Several cities today, notably London, New York and Hong Kong, have claims to being a ‘world city’, a place where people, goods and ideas meet, with money an essential accelerant; many others aspire to the status.

But the first world city was none of these: it was Mexico City. Indeed, for two centuries, Mexico was arguably the centre of the world, the place where Asia, Europe and the Americas all met, and where people intermingled and exchanged everything from genes to textiles. ‘In you,’ wrote a poet of the day, ‘Spain joins with China, Italy with Japan, and finally the whole world in commerce and order…’

Painting c. 1770 of the Parián or market in Mexico City's main square or Zócalo. The Parián, named after the Chinese district in Manila, featured Asian merchants and goods.

Painting c. 1770 of the Parián or market in Mexico City’s main square or Zócalo. The Parián, named after the Chinese district in Manila, featured Asian merchants and goods. (Image via Wikipedia)

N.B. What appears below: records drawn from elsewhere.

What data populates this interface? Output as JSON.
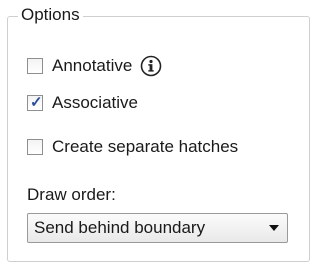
{
  "group": {
    "title": "Options"
  },
  "options": [
    {
      "label": "Annotative",
      "checked": false,
      "info_icon": "info-icon"
    },
    {
      "label": "Associative",
      "checked": true
    },
    {
      "label": "Create separate hatches",
      "checked": false
    }
  ],
  "draw_order": {
    "label": "Draw order:",
    "selected": "Send behind boundary",
    "arrow_icon": "dropdown-arrow-icon"
  }
}
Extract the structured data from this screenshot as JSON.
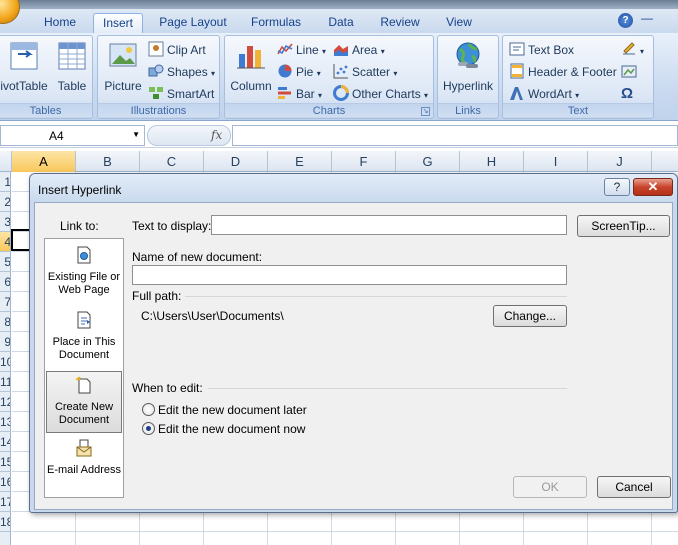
{
  "app": {
    "tabs": [
      {
        "label": "Home",
        "active": false
      },
      {
        "label": "Insert",
        "active": true
      },
      {
        "label": "Page Layout",
        "active": false
      },
      {
        "label": "Formulas",
        "active": false
      },
      {
        "label": "Data",
        "active": false
      },
      {
        "label": "Review",
        "active": false
      },
      {
        "label": "View",
        "active": false
      }
    ],
    "help_glyph": "?",
    "minimize_glyph": "—"
  },
  "ribbon": {
    "tables": {
      "label": "Tables",
      "pivot_label": "ivotTable",
      "table_label": "Table"
    },
    "illustrations": {
      "label": "Illustrations",
      "picture_label": "Picture",
      "clipart_label": "Clip Art",
      "shapes_label": "Shapes",
      "smartart_label": "SmartArt"
    },
    "charts": {
      "label": "Charts",
      "column_label": "Column",
      "line_label": "Line",
      "pie_label": "Pie",
      "bar_label": "Bar",
      "area_label": "Area",
      "scatter_label": "Scatter",
      "other_label": "Other Charts"
    },
    "links": {
      "label": "Links",
      "hyperlink_label": "Hyperlink"
    },
    "text": {
      "label": "Text",
      "textbox_label": "Text Box",
      "headerfooter_label": "Header & Footer",
      "wordart_label": "WordArt"
    }
  },
  "formula_bar": {
    "cell_ref": "A4",
    "fx": "fx"
  },
  "sheet": {
    "columns": [
      "A",
      "B",
      "C",
      "D",
      "E",
      "F",
      "G",
      "H",
      "I",
      "J"
    ],
    "selected_column": "A",
    "rows": [
      "1",
      "2",
      "3",
      "4",
      "5",
      "6",
      "7",
      "8",
      "9",
      "10",
      "11",
      "12",
      "13",
      "14",
      "15",
      "16",
      "17",
      "18"
    ],
    "selected_row": "4"
  },
  "dialog": {
    "title": "Insert Hyperlink",
    "help_glyph": "?",
    "close_glyph": "✕",
    "link_to_label": "Link to:",
    "link_to_items": [
      {
        "line1": "Existing File or",
        "line2": "Web Page",
        "active": false
      },
      {
        "line1": "Place in This",
        "line2": "Document",
        "active": false
      },
      {
        "line1": "Create New",
        "line2": "Document",
        "active": true
      },
      {
        "line1": "E-mail Address",
        "line2": "",
        "active": false
      }
    ],
    "text_to_display_label": "Text to display:",
    "text_to_display_value": "",
    "screentip_label": "ScreenTip...",
    "name_label": "Name of new document:",
    "name_value": "",
    "full_path_label": "Full path:",
    "full_path_value": "C:\\Users\\User\\Documents\\",
    "change_label": "Change...",
    "when_to_edit_label": "When to edit:",
    "edit_later_label": "Edit the new document later",
    "edit_now_label": "Edit the new document now",
    "edit_choice": "now",
    "ok_label": "OK",
    "cancel_label": "Cancel"
  }
}
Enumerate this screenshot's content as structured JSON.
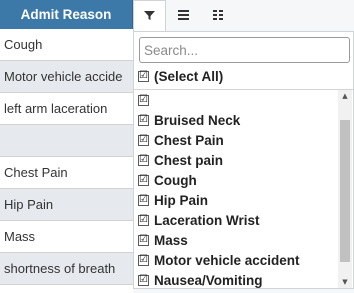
{
  "column": {
    "header": "Admit Reason",
    "rows": [
      "Cough",
      "Motor vehicle accide",
      "left arm laceration",
      "",
      "Chest Pain",
      "Hip Pain",
      "Mass",
      "shortness of breath"
    ]
  },
  "menu": {
    "tabs": [
      {
        "name": "filter",
        "icon": "filter-icon",
        "active": true
      },
      {
        "name": "general",
        "icon": "menu-lines-icon",
        "active": false
      },
      {
        "name": "columns",
        "icon": "columns-grid-icon",
        "active": false
      }
    ],
    "search": {
      "placeholder": "Search...",
      "value": ""
    },
    "select_all": {
      "label": "(Select All)",
      "checked": true
    },
    "items": [
      {
        "label": "",
        "checked": true
      },
      {
        "label": "Bruised Neck",
        "checked": true
      },
      {
        "label": "Chest Pain",
        "checked": true
      },
      {
        "label": "Chest pain",
        "checked": true
      },
      {
        "label": "Cough",
        "checked": true
      },
      {
        "label": "Hip Pain",
        "checked": true
      },
      {
        "label": "Laceration Wrist",
        "checked": true
      },
      {
        "label": "Mass",
        "checked": true
      },
      {
        "label": "Motor vehicle accident",
        "checked": true
      },
      {
        "label": "Nausea/Vomiting",
        "checked": true
      }
    ],
    "check_glyph": "☑",
    "colors": {
      "header_bg": "#3c79a8",
      "row_alt": "#e6e9ee"
    }
  }
}
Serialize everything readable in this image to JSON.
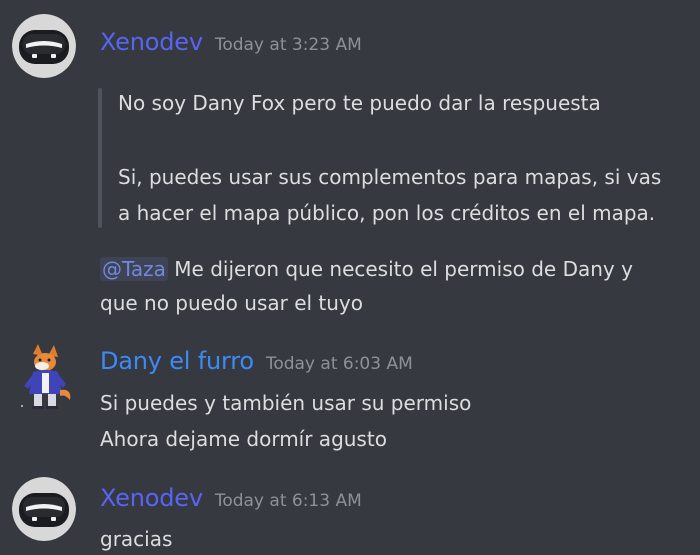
{
  "colors": {
    "background": "#36393f",
    "xenodev_name": "#5865f2",
    "dany_name": "#3d8af7",
    "text": "#dcddde",
    "timestamp": "#8e9297",
    "mention": "#7289da"
  },
  "messages": [
    {
      "author": "Xenodev",
      "timestamp": "Today at 3:23 AM",
      "avatar_icon": "helmet-avatar-icon",
      "quote": {
        "line1": "No soy Dany Fox pero te puedo dar la respuesta",
        "line2": "Si, puedes usar sus complementos para mapas, si vas",
        "line3": "a hacer el mapa público, pon los créditos en el mapa."
      },
      "mention": "@Taza",
      "line1_text": " Me dijeron que necesito el permiso de Dany y",
      "line2_text": "que no puedo usar el tuyo"
    },
    {
      "author": "Dany el furro",
      "timestamp": "Today at 6:03 AM",
      "avatar_icon": "fox-character-avatar-icon",
      "line1": "Si puedes y también usar su permiso",
      "line2": "Ahora dejame dormír agusto"
    },
    {
      "author": "Xenodev",
      "timestamp": "Today at 6:13 AM",
      "avatar_icon": "helmet-avatar-icon",
      "line1": "gracias"
    }
  ]
}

It was the wealth in the Americas, rather than just the markets back in Europe, that provided the economic impetus for the galleon trade and kept it going for two and a half centuries. But Mexico also sported a chinatown, immigrant professionals, entrepreneurs and merchants, universities, book publishing, intellectual study and cultural and diplomatic interchange.